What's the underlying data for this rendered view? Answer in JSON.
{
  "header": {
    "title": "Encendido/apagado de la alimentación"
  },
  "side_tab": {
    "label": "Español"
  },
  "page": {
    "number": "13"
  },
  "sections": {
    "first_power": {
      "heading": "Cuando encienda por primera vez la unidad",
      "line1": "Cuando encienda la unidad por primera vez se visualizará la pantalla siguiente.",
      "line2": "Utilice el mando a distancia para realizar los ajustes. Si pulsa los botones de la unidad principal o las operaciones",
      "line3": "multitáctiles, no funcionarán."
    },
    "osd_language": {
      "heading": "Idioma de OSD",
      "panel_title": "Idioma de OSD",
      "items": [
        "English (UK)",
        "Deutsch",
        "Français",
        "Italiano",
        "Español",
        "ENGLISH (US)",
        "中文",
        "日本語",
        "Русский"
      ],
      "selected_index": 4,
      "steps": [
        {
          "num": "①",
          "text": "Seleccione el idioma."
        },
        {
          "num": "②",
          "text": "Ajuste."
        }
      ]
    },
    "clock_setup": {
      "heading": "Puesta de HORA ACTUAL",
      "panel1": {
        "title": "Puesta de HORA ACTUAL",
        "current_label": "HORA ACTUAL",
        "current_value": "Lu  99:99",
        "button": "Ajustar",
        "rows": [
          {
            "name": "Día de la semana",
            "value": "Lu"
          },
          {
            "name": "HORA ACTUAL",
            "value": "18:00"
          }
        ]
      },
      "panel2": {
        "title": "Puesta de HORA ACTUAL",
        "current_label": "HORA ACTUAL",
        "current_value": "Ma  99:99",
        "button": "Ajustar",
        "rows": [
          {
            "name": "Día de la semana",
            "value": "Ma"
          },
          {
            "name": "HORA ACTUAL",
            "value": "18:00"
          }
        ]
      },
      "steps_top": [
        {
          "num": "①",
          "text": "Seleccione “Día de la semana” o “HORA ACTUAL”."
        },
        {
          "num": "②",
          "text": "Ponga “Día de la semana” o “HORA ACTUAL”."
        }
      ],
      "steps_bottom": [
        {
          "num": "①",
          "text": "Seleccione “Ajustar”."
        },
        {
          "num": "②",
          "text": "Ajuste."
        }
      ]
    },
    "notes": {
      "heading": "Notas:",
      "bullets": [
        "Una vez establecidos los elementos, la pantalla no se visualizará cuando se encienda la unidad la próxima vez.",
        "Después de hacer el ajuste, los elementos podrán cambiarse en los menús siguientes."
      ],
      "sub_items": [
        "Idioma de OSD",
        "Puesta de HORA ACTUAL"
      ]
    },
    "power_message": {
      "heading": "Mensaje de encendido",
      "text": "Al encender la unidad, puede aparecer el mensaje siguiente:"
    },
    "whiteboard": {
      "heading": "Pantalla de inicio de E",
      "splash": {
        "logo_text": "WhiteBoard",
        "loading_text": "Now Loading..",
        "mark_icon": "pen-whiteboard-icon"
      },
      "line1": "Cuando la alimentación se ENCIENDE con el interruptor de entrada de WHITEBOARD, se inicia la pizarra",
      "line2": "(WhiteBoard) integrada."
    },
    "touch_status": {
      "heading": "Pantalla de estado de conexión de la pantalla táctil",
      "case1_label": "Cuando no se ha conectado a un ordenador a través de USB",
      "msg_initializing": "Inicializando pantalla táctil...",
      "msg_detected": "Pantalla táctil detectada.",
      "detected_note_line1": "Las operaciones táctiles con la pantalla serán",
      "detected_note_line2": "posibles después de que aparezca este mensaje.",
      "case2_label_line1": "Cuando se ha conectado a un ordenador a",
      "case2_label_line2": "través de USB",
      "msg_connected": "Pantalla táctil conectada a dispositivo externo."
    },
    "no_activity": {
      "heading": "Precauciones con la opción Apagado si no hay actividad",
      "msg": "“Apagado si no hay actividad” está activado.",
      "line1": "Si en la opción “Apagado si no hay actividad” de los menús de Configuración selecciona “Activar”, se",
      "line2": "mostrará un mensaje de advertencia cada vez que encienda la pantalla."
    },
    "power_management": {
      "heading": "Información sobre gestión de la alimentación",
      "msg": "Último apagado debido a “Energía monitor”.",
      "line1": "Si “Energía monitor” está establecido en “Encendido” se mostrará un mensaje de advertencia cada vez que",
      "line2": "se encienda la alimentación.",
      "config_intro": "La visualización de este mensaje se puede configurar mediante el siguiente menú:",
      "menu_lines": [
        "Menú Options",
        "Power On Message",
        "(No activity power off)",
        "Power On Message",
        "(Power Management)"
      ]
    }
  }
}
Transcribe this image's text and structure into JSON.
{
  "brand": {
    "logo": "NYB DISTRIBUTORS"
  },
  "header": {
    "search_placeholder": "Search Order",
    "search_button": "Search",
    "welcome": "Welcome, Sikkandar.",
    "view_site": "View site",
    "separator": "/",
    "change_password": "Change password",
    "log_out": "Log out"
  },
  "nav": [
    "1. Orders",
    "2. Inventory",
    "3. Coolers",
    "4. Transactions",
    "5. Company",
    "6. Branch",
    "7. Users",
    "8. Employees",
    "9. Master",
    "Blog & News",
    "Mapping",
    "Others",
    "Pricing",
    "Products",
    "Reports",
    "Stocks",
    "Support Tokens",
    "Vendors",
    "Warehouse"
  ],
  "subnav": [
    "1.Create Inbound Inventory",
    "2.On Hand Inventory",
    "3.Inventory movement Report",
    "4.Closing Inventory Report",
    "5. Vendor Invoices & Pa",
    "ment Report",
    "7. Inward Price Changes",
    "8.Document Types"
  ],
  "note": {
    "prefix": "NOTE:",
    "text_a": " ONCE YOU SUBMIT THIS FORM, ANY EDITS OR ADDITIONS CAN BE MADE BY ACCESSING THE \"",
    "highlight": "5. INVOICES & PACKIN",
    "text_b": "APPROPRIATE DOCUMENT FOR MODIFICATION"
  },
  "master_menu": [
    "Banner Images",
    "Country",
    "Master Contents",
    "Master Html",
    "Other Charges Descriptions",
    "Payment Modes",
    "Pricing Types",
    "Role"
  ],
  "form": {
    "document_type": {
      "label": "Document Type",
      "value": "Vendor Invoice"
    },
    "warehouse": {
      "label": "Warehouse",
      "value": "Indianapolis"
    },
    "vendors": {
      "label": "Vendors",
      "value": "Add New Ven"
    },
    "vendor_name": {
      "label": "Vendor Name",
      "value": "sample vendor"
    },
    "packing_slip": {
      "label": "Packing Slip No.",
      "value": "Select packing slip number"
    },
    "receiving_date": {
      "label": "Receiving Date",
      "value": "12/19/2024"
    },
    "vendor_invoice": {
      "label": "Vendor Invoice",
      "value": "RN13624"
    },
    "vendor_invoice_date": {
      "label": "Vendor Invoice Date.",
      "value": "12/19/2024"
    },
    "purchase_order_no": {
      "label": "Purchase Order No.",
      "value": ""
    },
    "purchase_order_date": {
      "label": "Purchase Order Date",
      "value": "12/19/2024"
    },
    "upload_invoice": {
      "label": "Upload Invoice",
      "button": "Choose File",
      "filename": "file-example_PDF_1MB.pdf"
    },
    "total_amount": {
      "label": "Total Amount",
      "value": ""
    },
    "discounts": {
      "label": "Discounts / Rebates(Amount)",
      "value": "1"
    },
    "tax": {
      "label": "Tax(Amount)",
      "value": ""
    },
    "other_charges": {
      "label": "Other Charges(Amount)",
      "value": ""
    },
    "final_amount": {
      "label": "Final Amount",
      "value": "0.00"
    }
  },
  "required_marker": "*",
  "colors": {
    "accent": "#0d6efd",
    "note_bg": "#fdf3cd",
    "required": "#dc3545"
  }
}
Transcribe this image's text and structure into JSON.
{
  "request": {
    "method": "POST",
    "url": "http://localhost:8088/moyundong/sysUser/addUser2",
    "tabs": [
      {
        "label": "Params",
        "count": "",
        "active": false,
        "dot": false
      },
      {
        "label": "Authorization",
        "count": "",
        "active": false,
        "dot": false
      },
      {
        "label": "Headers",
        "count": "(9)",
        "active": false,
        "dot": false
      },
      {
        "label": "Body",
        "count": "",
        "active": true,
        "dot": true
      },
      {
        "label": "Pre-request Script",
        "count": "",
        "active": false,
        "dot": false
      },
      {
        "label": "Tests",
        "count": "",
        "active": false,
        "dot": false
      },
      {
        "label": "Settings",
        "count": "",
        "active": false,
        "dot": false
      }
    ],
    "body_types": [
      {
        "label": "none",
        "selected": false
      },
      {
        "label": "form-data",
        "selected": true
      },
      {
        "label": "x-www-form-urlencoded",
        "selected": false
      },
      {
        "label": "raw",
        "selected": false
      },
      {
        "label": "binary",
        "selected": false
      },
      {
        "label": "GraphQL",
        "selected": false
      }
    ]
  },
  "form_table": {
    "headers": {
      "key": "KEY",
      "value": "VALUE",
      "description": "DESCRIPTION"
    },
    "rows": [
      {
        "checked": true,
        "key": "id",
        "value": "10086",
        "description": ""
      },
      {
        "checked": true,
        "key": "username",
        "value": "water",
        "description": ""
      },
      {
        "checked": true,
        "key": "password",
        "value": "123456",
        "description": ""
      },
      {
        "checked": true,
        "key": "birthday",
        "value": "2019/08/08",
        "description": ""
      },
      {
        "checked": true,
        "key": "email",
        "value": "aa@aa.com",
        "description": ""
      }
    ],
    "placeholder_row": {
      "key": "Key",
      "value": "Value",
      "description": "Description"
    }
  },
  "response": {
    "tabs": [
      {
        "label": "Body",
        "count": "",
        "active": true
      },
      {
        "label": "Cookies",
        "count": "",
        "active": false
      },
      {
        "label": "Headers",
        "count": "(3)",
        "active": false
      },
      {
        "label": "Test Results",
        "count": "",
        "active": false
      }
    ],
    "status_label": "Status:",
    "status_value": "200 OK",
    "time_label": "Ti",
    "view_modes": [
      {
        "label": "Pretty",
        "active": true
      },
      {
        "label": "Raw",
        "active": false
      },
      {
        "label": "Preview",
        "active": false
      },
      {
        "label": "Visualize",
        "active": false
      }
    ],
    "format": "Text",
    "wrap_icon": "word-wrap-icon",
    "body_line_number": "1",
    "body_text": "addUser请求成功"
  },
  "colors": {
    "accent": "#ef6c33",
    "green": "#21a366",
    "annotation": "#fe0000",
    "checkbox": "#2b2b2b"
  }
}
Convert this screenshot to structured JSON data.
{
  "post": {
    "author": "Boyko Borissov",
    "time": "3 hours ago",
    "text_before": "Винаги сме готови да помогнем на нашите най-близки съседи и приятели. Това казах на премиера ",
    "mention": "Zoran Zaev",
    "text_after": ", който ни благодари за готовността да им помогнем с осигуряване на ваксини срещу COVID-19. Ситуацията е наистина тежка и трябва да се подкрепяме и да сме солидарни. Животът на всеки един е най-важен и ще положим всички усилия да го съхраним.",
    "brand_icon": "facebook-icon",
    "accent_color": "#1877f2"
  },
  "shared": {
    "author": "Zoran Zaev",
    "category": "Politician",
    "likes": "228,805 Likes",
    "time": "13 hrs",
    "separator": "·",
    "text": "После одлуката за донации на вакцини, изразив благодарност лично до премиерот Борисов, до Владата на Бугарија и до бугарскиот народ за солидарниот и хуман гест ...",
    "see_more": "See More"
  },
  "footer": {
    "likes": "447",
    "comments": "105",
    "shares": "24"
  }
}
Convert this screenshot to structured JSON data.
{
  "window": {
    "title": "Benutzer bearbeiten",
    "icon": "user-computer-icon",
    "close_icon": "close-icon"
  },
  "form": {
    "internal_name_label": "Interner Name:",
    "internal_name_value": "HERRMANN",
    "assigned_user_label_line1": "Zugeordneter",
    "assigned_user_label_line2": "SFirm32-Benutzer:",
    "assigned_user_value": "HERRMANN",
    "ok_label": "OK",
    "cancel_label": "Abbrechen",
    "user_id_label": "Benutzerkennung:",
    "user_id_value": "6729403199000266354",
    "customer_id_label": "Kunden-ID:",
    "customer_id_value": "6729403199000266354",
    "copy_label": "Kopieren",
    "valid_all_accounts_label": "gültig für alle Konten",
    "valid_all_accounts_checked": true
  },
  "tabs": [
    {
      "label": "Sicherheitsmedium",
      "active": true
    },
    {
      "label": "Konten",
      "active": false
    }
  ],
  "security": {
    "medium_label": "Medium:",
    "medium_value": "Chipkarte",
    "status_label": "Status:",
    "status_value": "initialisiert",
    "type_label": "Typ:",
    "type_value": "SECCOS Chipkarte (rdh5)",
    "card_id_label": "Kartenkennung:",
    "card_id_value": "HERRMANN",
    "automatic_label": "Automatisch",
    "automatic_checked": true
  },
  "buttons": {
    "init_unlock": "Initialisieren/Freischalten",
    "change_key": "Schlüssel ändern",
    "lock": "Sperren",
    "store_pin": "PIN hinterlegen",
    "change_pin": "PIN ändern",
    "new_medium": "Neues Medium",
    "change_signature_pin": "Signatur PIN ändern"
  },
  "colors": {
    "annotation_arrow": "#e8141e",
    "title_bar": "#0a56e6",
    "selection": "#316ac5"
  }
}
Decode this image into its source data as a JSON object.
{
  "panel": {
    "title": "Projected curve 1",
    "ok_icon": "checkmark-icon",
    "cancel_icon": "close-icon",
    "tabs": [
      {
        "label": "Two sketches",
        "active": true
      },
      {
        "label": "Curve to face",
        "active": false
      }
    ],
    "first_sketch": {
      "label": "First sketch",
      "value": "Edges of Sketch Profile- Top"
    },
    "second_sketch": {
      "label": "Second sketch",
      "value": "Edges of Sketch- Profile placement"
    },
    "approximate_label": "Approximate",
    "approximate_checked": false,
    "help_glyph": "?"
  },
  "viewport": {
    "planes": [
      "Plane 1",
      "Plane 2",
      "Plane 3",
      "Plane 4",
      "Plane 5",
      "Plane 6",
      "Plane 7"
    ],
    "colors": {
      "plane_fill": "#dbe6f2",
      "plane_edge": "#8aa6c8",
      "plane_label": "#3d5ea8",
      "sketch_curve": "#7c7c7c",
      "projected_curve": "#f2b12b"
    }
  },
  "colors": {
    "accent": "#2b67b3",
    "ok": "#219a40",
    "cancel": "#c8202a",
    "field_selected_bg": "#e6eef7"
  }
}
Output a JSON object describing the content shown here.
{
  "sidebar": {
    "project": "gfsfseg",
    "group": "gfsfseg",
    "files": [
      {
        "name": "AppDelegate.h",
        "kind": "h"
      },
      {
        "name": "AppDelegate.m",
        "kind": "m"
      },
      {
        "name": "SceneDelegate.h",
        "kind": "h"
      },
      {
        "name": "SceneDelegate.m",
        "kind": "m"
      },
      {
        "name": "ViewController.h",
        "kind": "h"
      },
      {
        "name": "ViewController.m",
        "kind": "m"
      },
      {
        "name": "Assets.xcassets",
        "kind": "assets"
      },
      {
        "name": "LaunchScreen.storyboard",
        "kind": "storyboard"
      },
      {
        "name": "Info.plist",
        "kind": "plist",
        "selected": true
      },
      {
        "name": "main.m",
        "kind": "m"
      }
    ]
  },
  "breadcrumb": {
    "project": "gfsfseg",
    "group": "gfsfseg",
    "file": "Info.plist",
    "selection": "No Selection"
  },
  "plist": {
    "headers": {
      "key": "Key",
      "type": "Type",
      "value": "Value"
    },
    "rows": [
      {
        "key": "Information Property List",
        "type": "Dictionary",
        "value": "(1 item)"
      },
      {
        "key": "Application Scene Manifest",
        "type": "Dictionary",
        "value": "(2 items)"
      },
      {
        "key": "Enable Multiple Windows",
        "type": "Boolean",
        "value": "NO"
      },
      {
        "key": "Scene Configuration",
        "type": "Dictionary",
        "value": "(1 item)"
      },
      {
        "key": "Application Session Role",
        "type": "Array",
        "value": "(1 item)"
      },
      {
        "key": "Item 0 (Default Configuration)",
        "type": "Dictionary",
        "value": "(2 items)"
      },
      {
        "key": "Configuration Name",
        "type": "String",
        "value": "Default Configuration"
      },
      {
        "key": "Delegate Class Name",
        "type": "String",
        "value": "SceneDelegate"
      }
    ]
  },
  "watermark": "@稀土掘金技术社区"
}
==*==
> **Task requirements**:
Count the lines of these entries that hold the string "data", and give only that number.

> **Task answer**:
5